U.S. home prices move up again

The Scotsman Guide - Victor Whitman - 26 October 2016

Home prices continued to rise at a strong pace in August, according to the S&P CoreLogic Case-Shiller indices and government studies.

U.S. national home prices made an annual gain of 5.3 percent in August, which was up from the 5 percent annual gain in July, Case-Shiller reported. Home prices also accelerated in the major cities. Case-Shiller’s 10-city and 20-city composite indices posted annual gains of 4.3 percent and 5.1 percent in August, Case-Shiller reported.

Prices are rising the fastest in Portland (up 11.7 percent annually), Seattle (up 11.4 percent) and Denver (up 8.8 percent), Case-Shiller said.

“Supported by continued moderate economic growth, home prices extended recent gains,” said  David Blitzer, managing director and chairman of the Index Committee at S&P Dow Jones Indices. “All 20 cities saw prices higher than a year earlier with 10 enjoying larger annual gains than last month,” Blitzer continued.

Blitzer said that the data on home sales, new-home construction permitting and affordability suggests "a reasonably health" housing market.  

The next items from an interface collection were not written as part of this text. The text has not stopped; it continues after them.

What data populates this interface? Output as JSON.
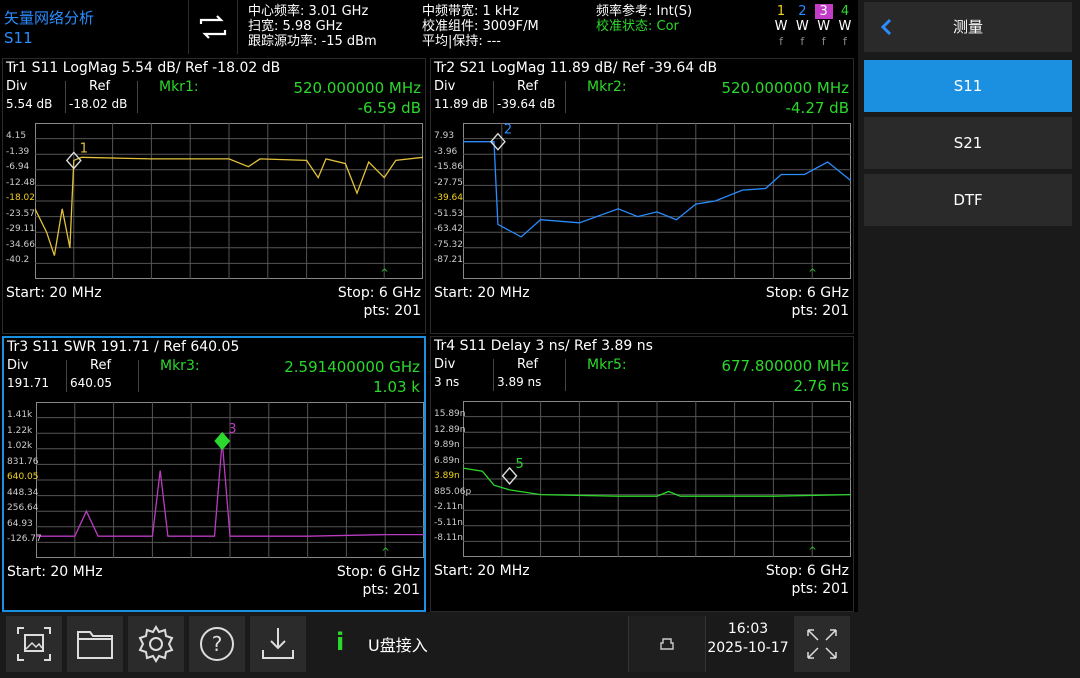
{
  "header": {
    "app_title": "矢量网络分析",
    "measure": "S11",
    "col1": [
      "中心频率: 3.01 GHz",
      "扫宽: 5.98 GHz",
      "跟踪源功率: -15 dBm"
    ],
    "col2": [
      "中频带宽: 1 kHz",
      "校准组件: 3009F/M",
      "平均|保持: ---"
    ],
    "col3_line1": "频率参考: Int(S)",
    "col3_line2": "校准状态: Cor",
    "traces": [
      {
        "num": "1",
        "mode": "W",
        "state": "f",
        "color": "#f2d21b"
      },
      {
        "num": "2",
        "mode": "W",
        "state": "f",
        "color": "#2a8cff"
      },
      {
        "num": "3",
        "mode": "W",
        "state": "f",
        "color": "#c23cc8"
      },
      {
        "num": "4",
        "mode": "W",
        "state": "f",
        "color": "#2bd82b"
      }
    ]
  },
  "right_panel": {
    "title": "测量",
    "items": [
      "S11",
      "S21",
      "DTF"
    ],
    "active": "S11"
  },
  "panels": [
    {
      "title": "Tr1 S11 LogMag 5.54 dB/ Ref -18.02 dB",
      "div_label": "Div",
      "div_value": "5.54 dB",
      "ref_label": "Ref",
      "ref_value": "-18.02 dB",
      "mkr_label": "Mkr1:",
      "mkr_freq": "520.000000 MHz",
      "mkr_val": "-6.59 dB",
      "color": "#e3c23a",
      "ylabels": [
        "4.15",
        "-1.39",
        "-6.94",
        "-12.48",
        "-18.02",
        "-23.57",
        "-29.11",
        "-34.66",
        "-40.2"
      ],
      "ref_index": 4,
      "marker_num": "1",
      "start": "Start: 20 MHz",
      "stop": "Stop: 6 GHz",
      "pts": "pts: 201"
    },
    {
      "title": "Tr2 S21 LogMag 11.89 dB/ Ref -39.64 dB",
      "div_label": "Div",
      "div_value": "11.89 dB",
      "ref_label": "Ref",
      "ref_value": "-39.64 dB",
      "mkr_label": "Mkr2:",
      "mkr_freq": "520.000000 MHz",
      "mkr_val": "-4.27 dB",
      "color": "#2a8cff",
      "ylabels": [
        "7.93",
        "-3.96",
        "-15.86",
        "-27.75",
        "-39.64",
        "-51.53",
        "-63.42",
        "-75.32",
        "-87.21"
      ],
      "ref_index": 4,
      "marker_num": "2",
      "start": "Start: 20 MHz",
      "stop": "Stop: 6 GHz",
      "pts": "pts: 201"
    },
    {
      "title": "Tr3 S11 SWR 191.71 / Ref 640.05",
      "div_label": "Div",
      "div_value": "191.71",
      "ref_label": "Ref",
      "ref_value": "640.05",
      "mkr_label": "Mkr3:",
      "mkr_freq": "2.591400000 GHz",
      "mkr_val": "1.03 k",
      "color": "#b93cc0",
      "ylabels": [
        "1.41k",
        "1.22k",
        "1.02k",
        "831.76",
        "640.05",
        "448.34",
        "256.64",
        "64.93",
        "-126.77"
      ],
      "ref_index": 4,
      "marker_num": "3",
      "start": "Start: 20 MHz",
      "stop": "Stop: 6 GHz",
      "pts": "pts: 201"
    },
    {
      "title": "Tr4 S11 Delay 3 ns/ Ref 3.89 ns",
      "div_label": "Div",
      "div_value": "3 ns",
      "ref_label": "Ref",
      "ref_value": "3.89 ns",
      "mkr_label": "Mkr5:",
      "mkr_freq": "677.800000 MHz",
      "mkr_val": "2.76 ns",
      "color": "#2bd82b",
      "ylabels": [
        "15.89n",
        "12.89n",
        "9.89n",
        "6.89n",
        "3.89n",
        "885.06p",
        "-2.11n",
        "-5.11n",
        "-8.11n"
      ],
      "ref_index": 4,
      "marker_num": "5",
      "start": "Start: 20 MHz",
      "stop": "Stop: 6 GHz",
      "pts": "pts: 201"
    }
  ],
  "footer": {
    "status_text": "U盘接入",
    "time": "16:03",
    "date": "2025-10-17"
  }
}
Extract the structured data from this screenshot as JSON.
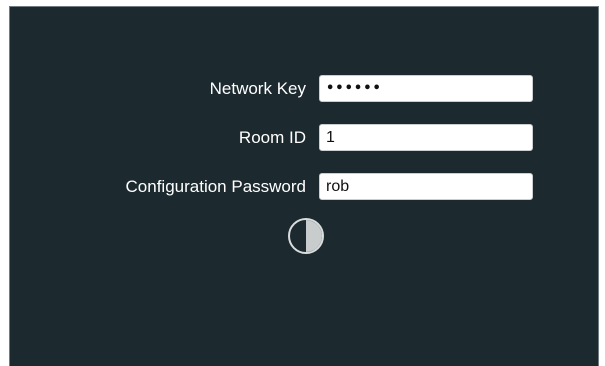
{
  "form": {
    "network_key": {
      "label": "Network Key",
      "value": "••••••"
    },
    "room_id": {
      "label": "Room ID",
      "value": "1"
    },
    "config_password": {
      "label": "Configuration Password",
      "value": "rob"
    }
  },
  "status": {
    "icon": "half-circle-contrast-icon",
    "color_light": "#ffffff",
    "color_dark": "#1c2a30"
  },
  "theme": {
    "background": "#1c2a30",
    "text": "#ffffff",
    "input_background": "#ffffff"
  }
}
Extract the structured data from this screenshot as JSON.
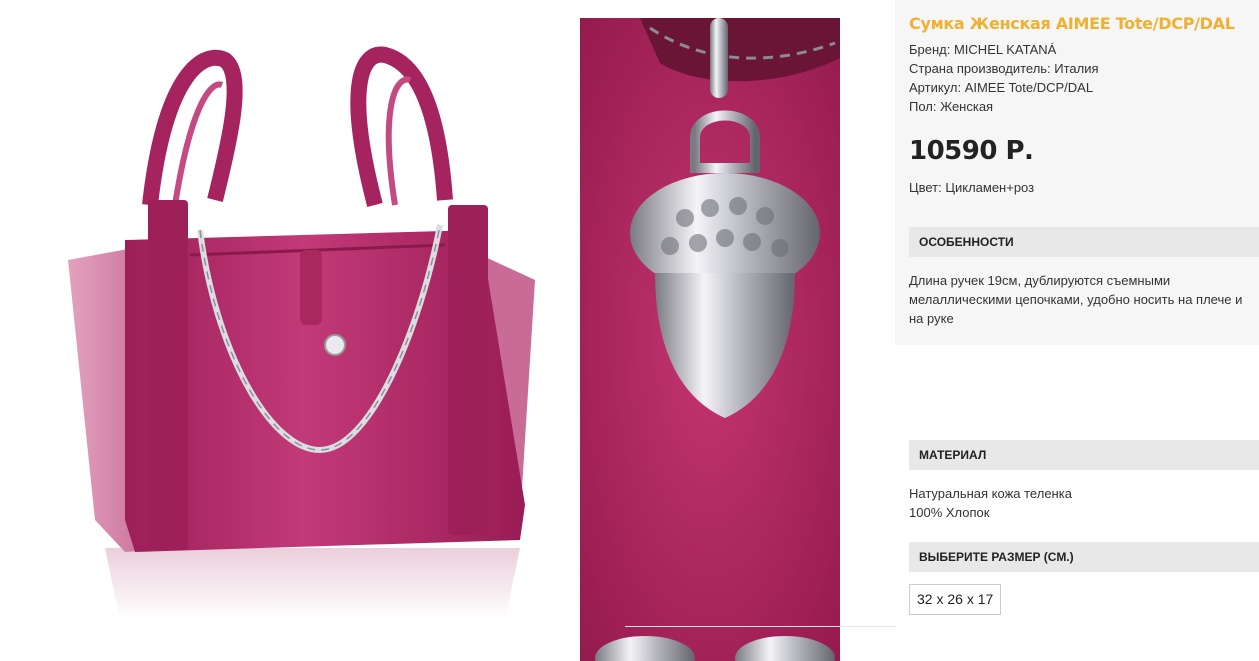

The Federal Housing Finance Agency (FHFA) reported even stronger annual gains in August. Overall home prices rose 6.4 percent compared to August 2015, but he gains were uneven across regions, FHFA said. Annual price growth ranged from 3.3 percent in the mid-Atlantic region to 7.9 percent in the Pacific region. FHFA’s indices are based on Fannie Mae and Freddie Mac loan data. 

Although many analysts have raised red flags about rising prices, not all agree that it is a problem. The title company First American Corp. estimated that nominal house prices rose 5.7 percent annually, but those gains have been offset by rising wages and low rates.

 Home prices in real terms decreased by 2.6 percent annually in August, First American’s Chief Economist Mark Fleming said.

“Contrary to popular opinion, housing isn’t getting more expensive,” Fleming said. “In fact, on a purchasing-power adjusted basis, housing is becoming more affordable.”